Items from an interface collection:
◇ ◇ ◇ ◇

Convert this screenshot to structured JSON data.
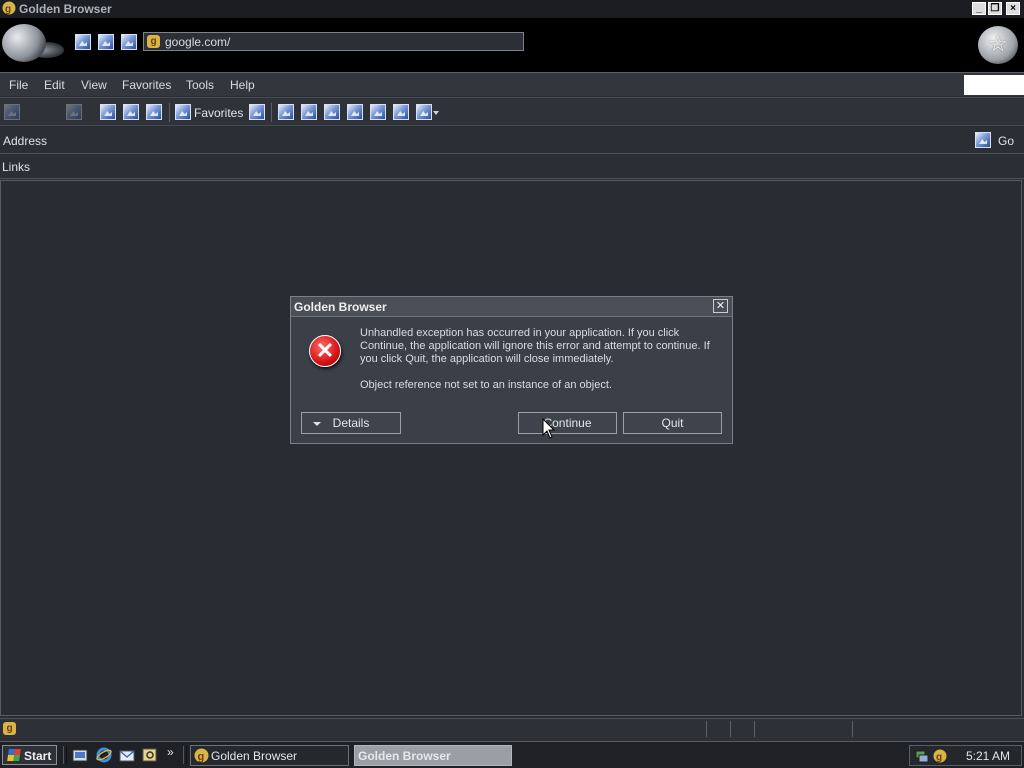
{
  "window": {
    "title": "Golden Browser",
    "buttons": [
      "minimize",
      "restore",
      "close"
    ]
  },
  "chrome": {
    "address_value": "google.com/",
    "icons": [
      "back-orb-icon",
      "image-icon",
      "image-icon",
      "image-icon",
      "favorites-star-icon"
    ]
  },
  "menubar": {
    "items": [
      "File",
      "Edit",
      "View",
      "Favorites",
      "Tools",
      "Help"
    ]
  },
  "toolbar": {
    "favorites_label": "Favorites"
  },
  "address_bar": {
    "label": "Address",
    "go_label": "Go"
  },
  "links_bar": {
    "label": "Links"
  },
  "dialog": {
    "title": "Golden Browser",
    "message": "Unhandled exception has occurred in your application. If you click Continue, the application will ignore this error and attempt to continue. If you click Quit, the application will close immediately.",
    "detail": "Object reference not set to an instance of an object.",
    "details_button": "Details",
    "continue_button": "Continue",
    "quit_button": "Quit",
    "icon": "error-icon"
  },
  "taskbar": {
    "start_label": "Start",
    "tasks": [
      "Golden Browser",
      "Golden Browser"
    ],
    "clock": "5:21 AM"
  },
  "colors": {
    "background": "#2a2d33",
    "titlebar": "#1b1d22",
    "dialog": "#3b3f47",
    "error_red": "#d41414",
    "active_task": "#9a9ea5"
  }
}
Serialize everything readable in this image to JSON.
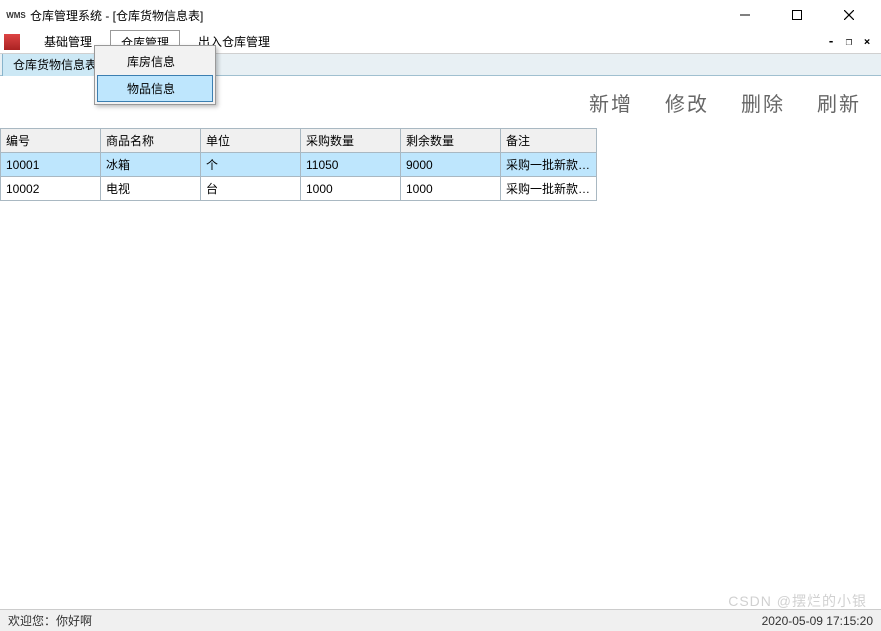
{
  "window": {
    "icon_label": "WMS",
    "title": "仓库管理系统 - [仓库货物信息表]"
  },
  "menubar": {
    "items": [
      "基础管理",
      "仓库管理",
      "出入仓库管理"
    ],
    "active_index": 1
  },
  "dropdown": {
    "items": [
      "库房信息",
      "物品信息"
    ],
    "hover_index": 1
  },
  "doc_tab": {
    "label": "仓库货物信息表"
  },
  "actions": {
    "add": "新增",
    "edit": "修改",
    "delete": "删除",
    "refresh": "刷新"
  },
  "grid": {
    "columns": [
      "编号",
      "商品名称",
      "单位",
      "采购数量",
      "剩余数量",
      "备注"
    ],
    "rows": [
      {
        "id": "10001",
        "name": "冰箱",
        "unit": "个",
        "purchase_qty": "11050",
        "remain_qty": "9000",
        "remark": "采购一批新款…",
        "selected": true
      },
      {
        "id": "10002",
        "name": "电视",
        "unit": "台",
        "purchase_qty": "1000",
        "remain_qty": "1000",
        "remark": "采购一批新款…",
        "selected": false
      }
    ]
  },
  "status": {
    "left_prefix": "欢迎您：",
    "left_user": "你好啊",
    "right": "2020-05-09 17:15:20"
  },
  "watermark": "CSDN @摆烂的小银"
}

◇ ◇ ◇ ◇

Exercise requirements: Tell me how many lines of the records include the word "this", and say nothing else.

Exercise solution: 3